I have already commented elsewhere how perfect the cast was in the first two Harry Potter films, but Alan Rickman as Severus Snape was just the perfection of perfection. That rich unforgettable silky smooth voice, total calmness and control, and that outstanding sense of presence, if I can put it that way.
Also, apart from his notorious villains, Rickman was great as a supporting cast in such films as “Sense and Sensibility” (1995), “Dogma” (1999), “Love Actually” (2003), “Sweeney Todd” (2007), “The Butler” (2013), to name a few. Moreover, Alan Rickman’s theare work and animation productions are often overlooked, but he was the voice of Marvin in “The Hitchhiker’s Guide to the Galaxy” (2005) and of Blue Caterpillar in the upcoming “Alice Through a Looking Glass” (2016), as well as the cast in numerous theatre productions, such as “Private Lives“, “Anthony and Cleopatra” and “As You Like It“. And, what about Alan Rickman as a director? Most known work of his now is probably “A Little Chaos” (2014), starring Kate Winslet and Matthias Schoenaerts.

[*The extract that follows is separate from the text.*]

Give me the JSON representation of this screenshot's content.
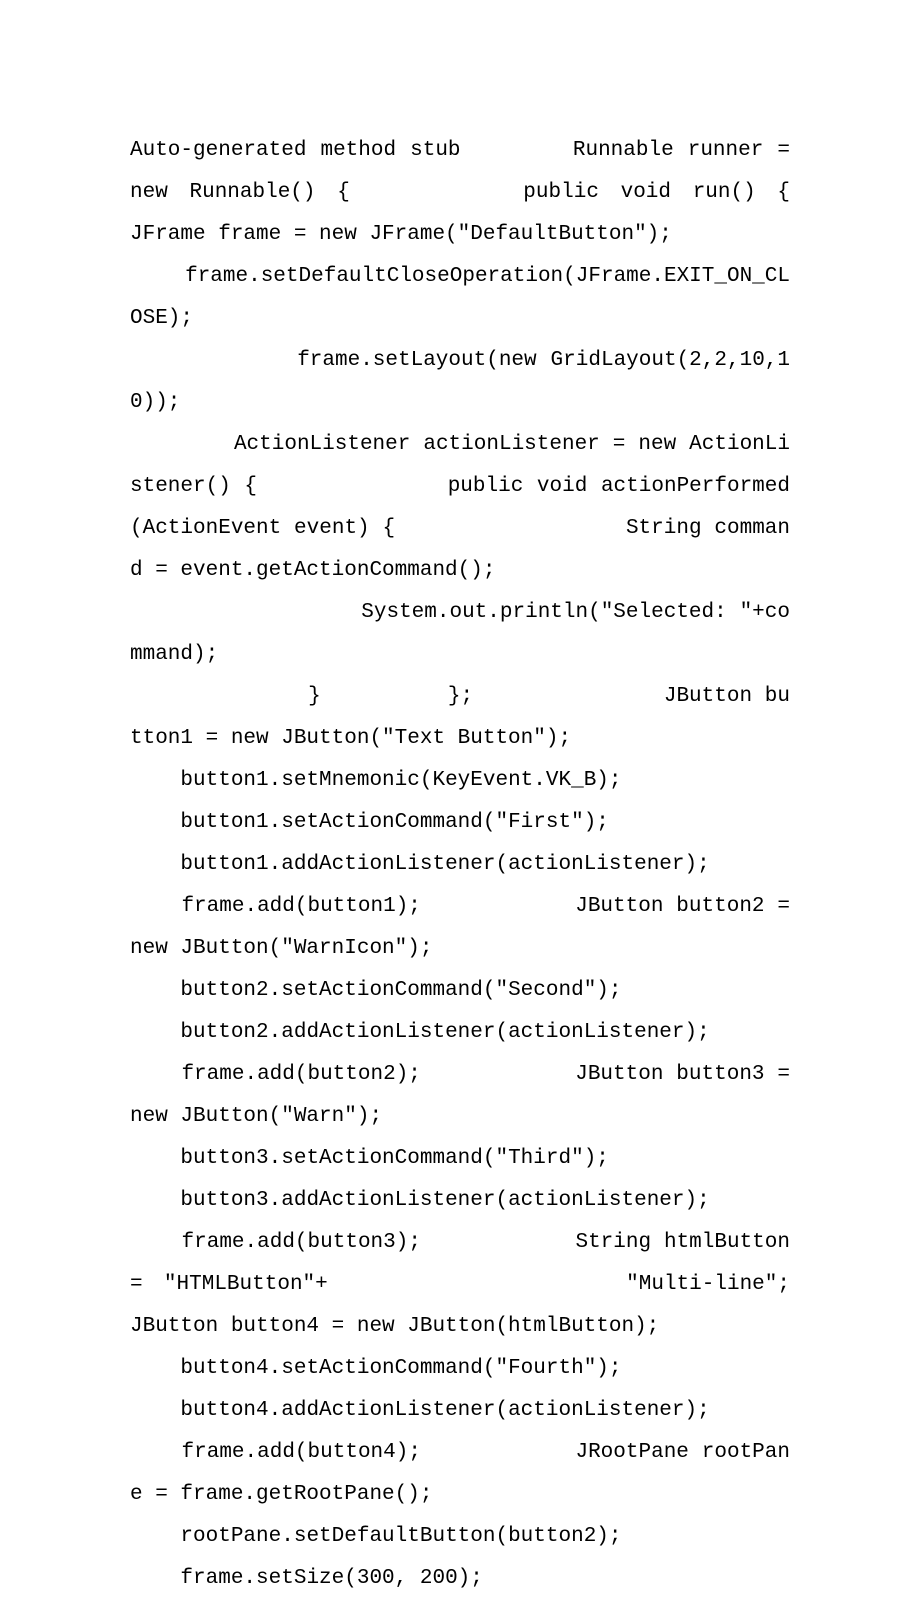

Overall, Rickman was just one of those rare examples of an actor, maybe alongside someone like Michael Caine or Ralph Fiennes, who can by the quite power of their voice and the magnetic presence make any scene instantaneously memorable and exciting. Alan Rickman will be deeply missed and never forgotten.